- Blood Tests
Ovarian cancer occurs when abnormal cells within the ovary start to multiply, creating a tumour. But it’s important to note that not all tumours are cancerous.
Non-cancerous tumours are called benign tumours. This means they don’t usually spread to other parts of the body. They may need treatment but they’re rarely life threatening.
Malignant ovarian tumours are cancerous and can be life threatening.
It’s important to catch cancers early because they can grow large enough to engulf most of the ovary and spread to other parts of the body too.
What out for these ovarian cancer symptoms:
Other symptoms you may notice include:
If your regularly experiencing these symptoms on most days it's important to talk to your GP as soon as possible.
To learn more about the symptoms of ovarian cancer you can download ovarian cancer action leaflet.
A range of factors can affect your risk of developing ovarian cancer. All women in the UK have a 1 in 54 chance of developing ovarian cancer so it is rare.
If 2 or more relatives from the same side of your family have had ovarian cancer under the age of 50 or there have been more than 1 case of ovarian and breast cancer in your family you may have a higher risk of developing ovarian cancer yourself.
Ovarian, womb, colon, bowel o stomach cancer are in your family also can increase your risk.
As you age your risk of developing ovarian cancer increases and most ovarian cancer cases occur in women over the age of 50 years. However, some types of ovarian cancer do appear in much younger women.
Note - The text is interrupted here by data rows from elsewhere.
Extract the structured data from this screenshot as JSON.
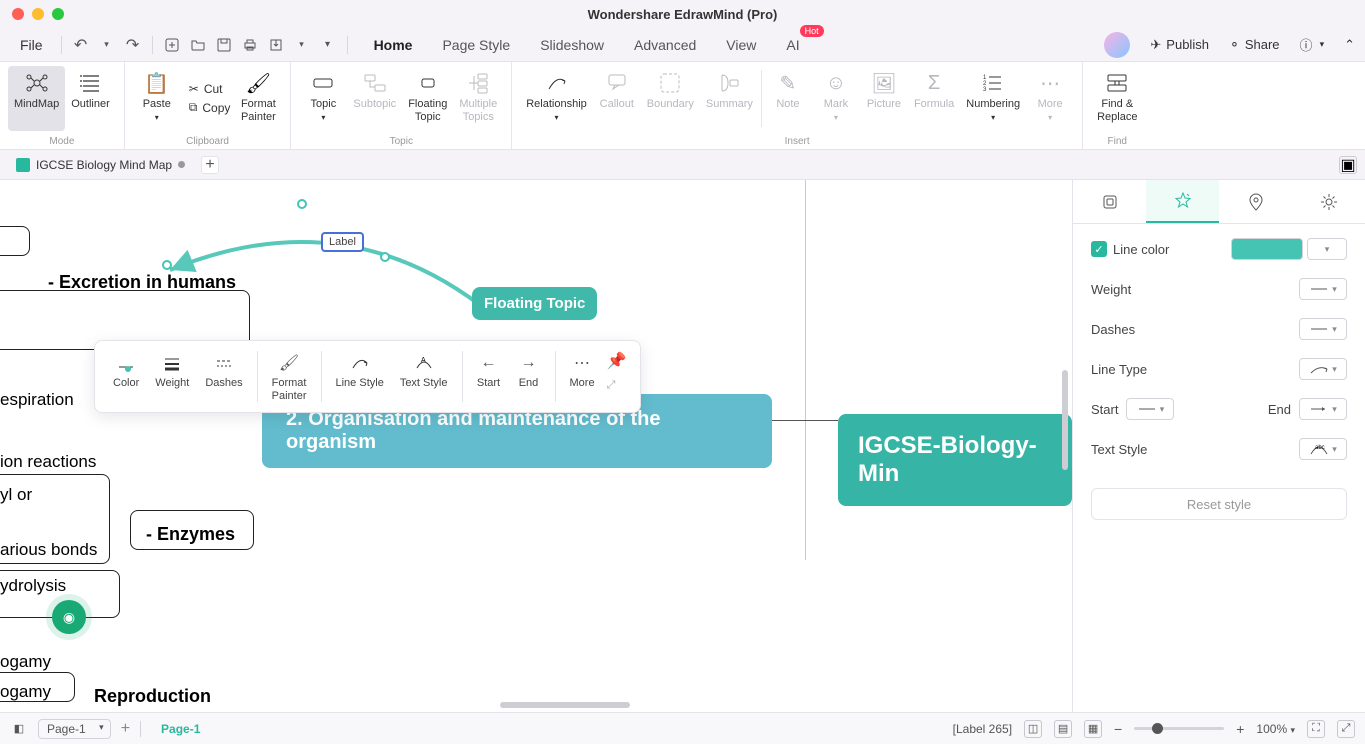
{
  "window": {
    "title": "Wondershare EdrawMind (Pro)"
  },
  "menubar": {
    "file": "File",
    "tabs": [
      "Home",
      "Page Style",
      "Slideshow",
      "Advanced",
      "View",
      "AI"
    ],
    "active_tab": "Home",
    "ai_badge": "Hot",
    "publish": "Publish",
    "share": "Share"
  },
  "ribbon": {
    "mode_label": "Mode",
    "clipboard_label": "Clipboard",
    "topic_label": "Topic",
    "insert_label": "Insert",
    "find_label": "Find",
    "mindmap": "MindMap",
    "outliner": "Outliner",
    "paste": "Paste",
    "cut": "Cut",
    "copy": "Copy",
    "format_painter": "Format\nPainter",
    "topic": "Topic",
    "subtopic": "Subtopic",
    "floating_topic": "Floating\nTopic",
    "multiple_topics": "Multiple\nTopics",
    "relationship": "Relationship",
    "callout": "Callout",
    "boundary": "Boundary",
    "summary": "Summary",
    "note": "Note",
    "mark": "Mark",
    "picture": "Picture",
    "formula": "Formula",
    "numbering": "Numbering",
    "more": "More",
    "find_replace": "Find &\nReplace"
  },
  "doc_tabs": {
    "tab1": "IGCSE Biology  Mind Map"
  },
  "canvas": {
    "label_text": "Label",
    "floating_topic": "Floating Topic",
    "excretion": "- Excretion in humans",
    "enzymes": "- Enzymes",
    "respiration": "espiration",
    "ion_reactions": "ion reactions",
    "yl_or": "yl or",
    "arious_bonds": "arious bonds",
    "ydrolysis": "ydrolysis",
    "ogamy1": "ogamy",
    "ogamy2": "ogamy",
    "reproduction": "Reproduction",
    "big_topic": "2. Organisation and maintenance of the organism",
    "root": "IGCSE-Biology-Min"
  },
  "floating_toolbar": {
    "color": "Color",
    "weight": "Weight",
    "dashes": "Dashes",
    "format_painter": "Format\nPainter",
    "line_style": "Line Style",
    "text_style": "Text Style",
    "start": "Start",
    "end": "End",
    "more": "More"
  },
  "rightpanel": {
    "line_color": "Line color",
    "weight": "Weight",
    "dashes": "Dashes",
    "line_type": "Line Type",
    "start": "Start",
    "end": "End",
    "text_style": "Text Style",
    "reset": "Reset style",
    "swatch_color": "#45c3b3"
  },
  "statusbar": {
    "page": "Page-1",
    "page_active": "Page-1",
    "label_count": "[Label 265]",
    "zoom": "100%"
  }
}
Other risk factors include:
Information referenced from ovarian cancer action.